_Task details:_ Any pictures should be dropped; everything else in the records is to be returned exactly.

_Data in this exercise:_

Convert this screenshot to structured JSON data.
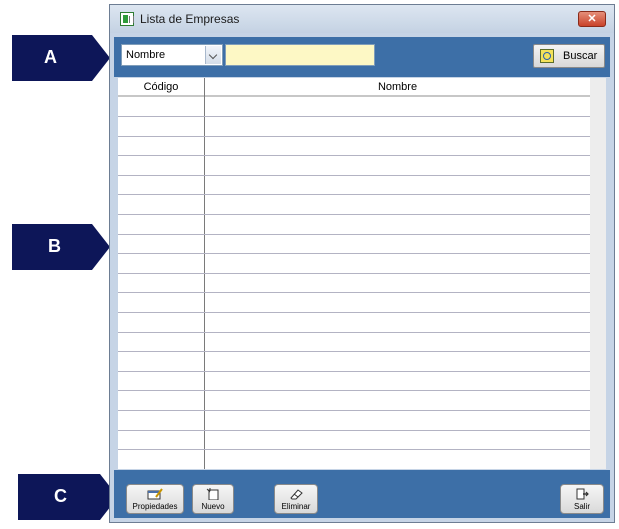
{
  "window": {
    "title": "Lista de Empresas",
    "close_glyph": "✕"
  },
  "search": {
    "field_value": "Nombre",
    "input_value": "",
    "button_label": "Buscar",
    "button_icon": "search-icon"
  },
  "table": {
    "columns": [
      {
        "label": "Código"
      },
      {
        "label": "Nombre"
      }
    ],
    "rows": []
  },
  "toolbar": {
    "buttons": [
      {
        "label": "Propiedades",
        "icon": "properties-icon"
      },
      {
        "label": "Nuevo",
        "icon": "new-icon"
      },
      {
        "label": "Eliminar",
        "icon": "eraser-icon"
      },
      {
        "label": "Salir",
        "icon": "exit-icon"
      }
    ]
  },
  "callouts": {
    "a": "A",
    "b": "B",
    "c": "C"
  },
  "colors": {
    "callout": "#0d1658",
    "panel": "#3d6fa7",
    "window": "#c6d4e6",
    "search_input": "#fdf8c5"
  }
}
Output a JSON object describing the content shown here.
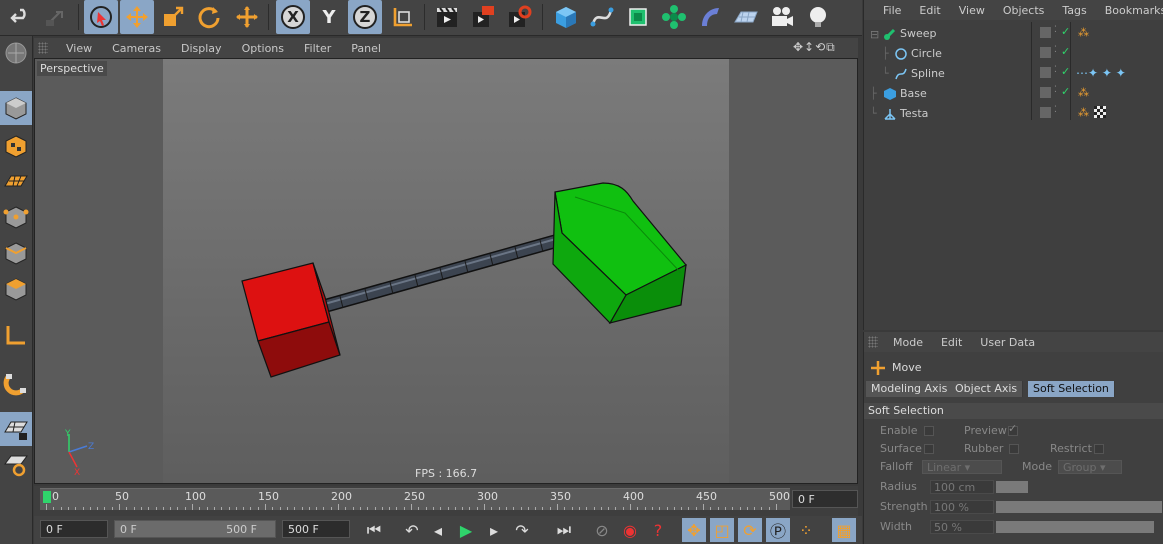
{
  "viewport": {
    "menu": [
      "View",
      "Cameras",
      "Display",
      "Options",
      "Filter",
      "Panel"
    ],
    "camera_label": "Perspective",
    "fps_label": "FPS : 166.7",
    "axis_labels": {
      "x": "X",
      "y": "Y",
      "z": "Z"
    },
    "nav_icons": "✥↕⟲⧉"
  },
  "toolbar": {
    "axis_x": "X",
    "axis_y": "Y",
    "axis_z": "Z",
    "icons": [
      "undo-icon",
      "redo-icon",
      "live-selection-icon",
      "move-icon",
      "scale-icon",
      "rotate-icon",
      "move-alt-icon",
      "lock-x-icon",
      "lock-y-icon",
      "lock-z-icon",
      "coordinate-system-icon",
      "render-view-icon",
      "render-picture-viewer-icon",
      "render-settings-icon",
      "cube-icon",
      "spline-icon",
      "nurbs-icon",
      "array-icon",
      "deformer-icon",
      "floor-icon",
      "camera-icon",
      "light-icon"
    ]
  },
  "left_toolbar": {
    "icons": [
      "make-editable-icon",
      "model-mode-icon",
      "texture-mode-icon",
      "workplane-icon",
      "points-mode-icon",
      "edges-mode-icon",
      "polygons-mode-icon",
      "axis-mode-icon",
      "snapping-icon",
      "enable-snap-icon",
      "locked-workplane-icon",
      "planar-icon"
    ]
  },
  "timeline": {
    "ticks": [
      "0",
      "50",
      "100",
      "150",
      "200",
      "250",
      "300",
      "350",
      "400",
      "450",
      "500"
    ],
    "current_frame_field": "0 F",
    "start_field": "0 F",
    "range_start": "0 F",
    "range_end": "500 F",
    "end_field": "500 F"
  },
  "object_manager": {
    "menu": [
      "File",
      "Edit",
      "View",
      "Objects",
      "Tags",
      "Bookmarks"
    ],
    "objects": [
      {
        "name": "Sweep",
        "indent": 0,
        "icon": "sweep-icon"
      },
      {
        "name": "Circle",
        "indent": 1,
        "icon": "circle-spline-icon"
      },
      {
        "name": "Spline",
        "indent": 1,
        "icon": "spline-object-icon"
      },
      {
        "name": "Base",
        "indent": 0,
        "icon": "cube-object-icon"
      },
      {
        "name": "Testa",
        "indent": 0,
        "icon": "null-object-icon"
      }
    ]
  },
  "attribute_manager": {
    "menu": [
      "Mode",
      "Edit",
      "User Data"
    ],
    "tool_name": "Move",
    "tabs": [
      "Modeling Axis",
      "Object Axis",
      "Soft Selection"
    ],
    "active_tab": "Soft Selection",
    "section_title": "Soft Selection",
    "enable_label": "Enable",
    "preview_label": "Preview",
    "surface_label": "Surface",
    "rubber_label": "Rubber",
    "restrict_label": "Restrict",
    "falloff_label": "Falloff",
    "falloff_value": "Linear",
    "mode_label": "Mode",
    "mode_value": "Group",
    "radius_label": "Radius",
    "radius_value": "100 cm",
    "strength_label": "Strength",
    "strength_value": "100 %",
    "width_label": "Width",
    "width_value": "50 %"
  },
  "colors": {
    "accent": "#8aa6c6",
    "base_cube": "#cc1111",
    "head_block": "#10b810",
    "playhead": "#2fd46b"
  }
}
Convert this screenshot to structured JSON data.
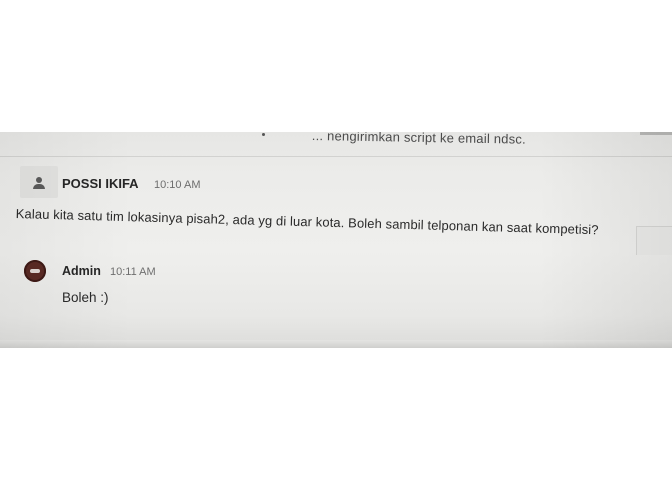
{
  "previous_message": {
    "text": "... nengirimkan script ke email ndsc."
  },
  "messages": [
    {
      "sender": "POSSI IKIFA",
      "time": "10:10 AM",
      "text": "Kalau kita satu tim lokasinya pisah2, ada yg di luar kota. Boleh sambil telponan kan saat kompetisi?"
    },
    {
      "sender": "Admin",
      "time": "10:11 AM",
      "text": "Boleh :)"
    }
  ],
  "icons": {
    "user_avatar": "person-placeholder-icon",
    "admin_avatar": "admin-avatar-icon"
  },
  "colors": {
    "background": "#ececea",
    "text": "#2a2a2a",
    "timestamp": "#6e6e6e",
    "admin_avatar": "#5a2a24"
  }
}
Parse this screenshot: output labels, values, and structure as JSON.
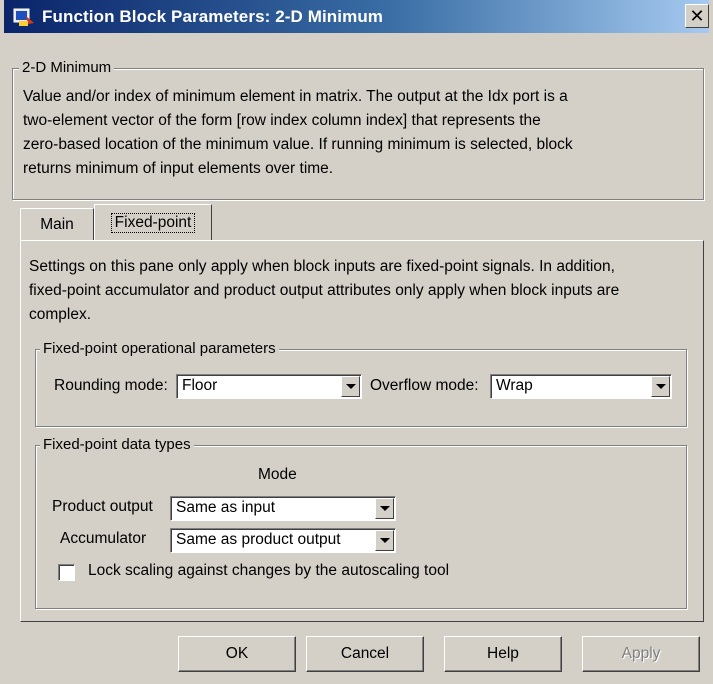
{
  "window": {
    "title": "Function Block Parameters: 2-D Minimum",
    "close_glyph": "✕"
  },
  "block": {
    "group_title": "2-D Minimum",
    "description_lines": [
      "Value and/or index of minimum element in matrix. The output at the Idx port is a",
      "two-element vector of the form [row index column index] that represents the",
      "zero-based location of the minimum value. If running minimum is selected, block",
      "returns minimum of input elements over time."
    ]
  },
  "tabs": [
    {
      "label": "Main"
    },
    {
      "label": "Fixed-point"
    }
  ],
  "fixed_point": {
    "info_lines": [
      "Settings on this pane only apply when block inputs are fixed-point signals. In addition,",
      "fixed-point accumulator and product output attributes only apply when block inputs are",
      "complex."
    ],
    "operational": {
      "title": "Fixed-point operational parameters",
      "rounding_label": "Rounding mode:",
      "rounding_value": "Floor",
      "overflow_label": "Overflow mode:",
      "overflow_value": "Wrap"
    },
    "data_types": {
      "title": "Fixed-point data types",
      "mode_header": "Mode",
      "product_output_label": "Product output",
      "product_output_value": "Same as input",
      "accumulator_label": "Accumulator",
      "accumulator_value": "Same as product output",
      "lock_scaling_label": "Lock scaling against changes by the autoscaling tool",
      "lock_scaling_checked": false
    }
  },
  "buttons": {
    "ok": "OK",
    "cancel": "Cancel",
    "help": "Help",
    "apply": "Apply"
  },
  "icons": {
    "app": "simulink-block-icon",
    "dropdown": "chevron-down-icon"
  }
}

_Written solution:_
Convert this screenshot to structured JSON data.
{
  "window": {
    "title": "Lista de Empresas",
    "close_glyph": "✕"
  },
  "search": {
    "field_value": "Nombre",
    "input_value": "",
    "button_label": "Buscar",
    "button_icon": "search-icon"
  },
  "table": {
    "columns": [
      {
        "label": "Código"
      },
      {
        "label": "Nombre"
      }
    ],
    "rows": []
  },
  "toolbar": {
    "buttons": [
      {
        "label": "Propiedades",
        "icon": "properties-icon"
      },
      {
        "label": "Nuevo",
        "icon": "new-icon"
      },
      {
        "label": "Eliminar",
        "icon": "eraser-icon"
      },
      {
        "label": "Salir",
        "icon": "exit-icon"
      }
    ]
  },
  "callouts": {
    "a": "A",
    "b": "B",
    "c": "C"
  },
  "colors": {
    "callout": "#0d1658",
    "panel": "#3d6fa7",
    "window": "#c6d4e6",
    "search_input": "#fdf8c5"
  }
}
Output a JSON object describing the content shown here.
{
  "viewport": {
    "menu": [
      "View",
      "Cameras",
      "Display",
      "Options",
      "Filter",
      "Panel"
    ],
    "camera_label": "Perspective",
    "fps_label": "FPS : 166.7",
    "axis_labels": {
      "x": "X",
      "y": "Y",
      "z": "Z"
    },
    "nav_icons": "✥↕⟲⧉"
  },
  "toolbar": {
    "axis_x": "X",
    "axis_y": "Y",
    "axis_z": "Z",
    "icons": [
      "undo-icon",
      "redo-icon",
      "live-selection-icon",
      "move-icon",
      "scale-icon",
      "rotate-icon",
      "move-alt-icon",
      "lock-x-icon",
      "lock-y-icon",
      "lock-z-icon",
      "coordinate-system-icon",
      "render-view-icon",
      "render-picture-viewer-icon",
      "render-settings-icon",
      "cube-icon",
      "spline-icon",
      "nurbs-icon",
      "array-icon",
      "deformer-icon",
      "floor-icon",
      "camera-icon",
      "light-icon"
    ]
  },
  "left_toolbar": {
    "icons": [
      "make-editable-icon",
      "model-mode-icon",
      "texture-mode-icon",
      "workplane-icon",
      "points-mode-icon",
      "edges-mode-icon",
      "polygons-mode-icon",
      "axis-mode-icon",
      "snapping-icon",
      "enable-snap-icon",
      "locked-workplane-icon",
      "planar-icon"
    ]
  },
  "timeline": {
    "ticks": [
      "0",
      "50",
      "100",
      "150",
      "200",
      "250",
      "300",
      "350",
      "400",
      "450",
      "500"
    ],
    "current_frame_field": "0 F",
    "start_field": "0 F",
    "range_start": "0 F",
    "range_end": "500 F",
    "end_field": "500 F"
  },
  "object_manager": {
    "menu": [
      "File",
      "Edit",
      "View",
      "Objects",
      "Tags",
      "Bookmarks"
    ],
    "objects": [
      {
        "name": "Sweep",
        "indent": 0,
        "icon": "sweep-icon"
      },
      {
        "name": "Circle",
        "indent": 1,
        "icon": "circle-spline-icon"
      },
      {
        "name": "Spline",
        "indent": 1,
        "icon": "spline-object-icon"
      },
      {
        "name": "Base",
        "indent": 0,
        "icon": "cube-object-icon"
      },
      {
        "name": "Testa",
        "indent": 0,
        "icon": "null-object-icon"
      }
    ]
  },
  "attribute_manager": {
    "menu": [
      "Mode",
      "Edit",
      "User Data"
    ],
    "tool_name": "Move",
    "tabs": [
      "Modeling Axis",
      "Object Axis",
      "Soft Selection"
    ],
    "active_tab": "Soft Selection",
    "section_title": "Soft Selection",
    "enable_label": "Enable",
    "preview_label": "Preview",
    "surface_label": "Surface",
    "rubber_label": "Rubber",
    "restrict_label": "Restrict",
    "falloff_label": "Falloff",
    "falloff_value": "Linear",
    "mode_label": "Mode",
    "mode_value": "Group",
    "radius_label": "Radius",
    "radius_value": "100 cm",
    "strength_label": "Strength",
    "strength_value": "100 %",
    "width_label": "Width",
    "width_value": "50 %"
  },
  "colors": {
    "accent": "#8aa6c6",
    "base_cube": "#cc1111",
    "head_block": "#10b810",
    "playhead": "#2fd46b"
  }
}
Convert this screenshot to structured JSON data.
{
  "previous_message": {
    "text": "... nengirimkan script ke email ndsc."
  },
  "messages": [
    {
      "sender": "POSSI IKIFA",
      "time": "10:10 AM",
      "text": "Kalau kita satu tim lokasinya pisah2, ada yg di luar kota. Boleh sambil telponan kan saat kompetisi?"
    },
    {
      "sender": "Admin",
      "time": "10:11 AM",
      "text": "Boleh :)"
    }
  ],
  "icons": {
    "user_avatar": "person-placeholder-icon",
    "admin_avatar": "admin-avatar-icon"
  },
  "colors": {
    "background": "#ececea",
    "text": "#2a2a2a",
    "timestamp": "#6e6e6e",
    "admin_avatar": "#5a2a24"
  }
}
Parse this screenshot: output labels, values, and structure as JSON.
{
  "window": {
    "title": "Function Block Parameters: 2-D Minimum",
    "close_glyph": "✕"
  },
  "block": {
    "group_title": "2-D Minimum",
    "description_lines": [
      "Value and/or index of minimum element in matrix. The output at the Idx port is a",
      "two-element vector of the form [row index column index] that represents the",
      "zero-based location of the minimum value. If running minimum is selected, block",
      "returns minimum of input elements over time."
    ]
  },
  "tabs": [
    {
      "label": "Main"
    },
    {
      "label": "Fixed-point"
    }
  ],
  "fixed_point": {
    "info_lines": [
      "Settings on this pane only apply when block inputs are fixed-point signals. In addition,",
      "fixed-point accumulator and product output attributes only apply when block inputs are",
      "complex."
    ],
    "operational": {
      "title": "Fixed-point operational parameters",
      "rounding_label": "Rounding mode:",
      "rounding_value": "Floor",
      "overflow_label": "Overflow mode:",
      "overflow_value": "Wrap"
    },
    "data_types": {
      "title": "Fixed-point data types",
      "mode_header": "Mode",
      "product_output_label": "Product output",
      "product_output_value": "Same as input",
      "accumulator_label": "Accumulator",
      "accumulator_value": "Same as product output",
      "lock_scaling_label": "Lock scaling against changes by the autoscaling tool",
      "lock_scaling_checked": false
    }
  },
  "buttons": {
    "ok": "OK",
    "cancel": "Cancel",
    "help": "Help",
    "apply": "Apply"
  },
  "icons": {
    "app": "simulink-block-icon",
    "dropdown": "chevron-down-icon"
  }
}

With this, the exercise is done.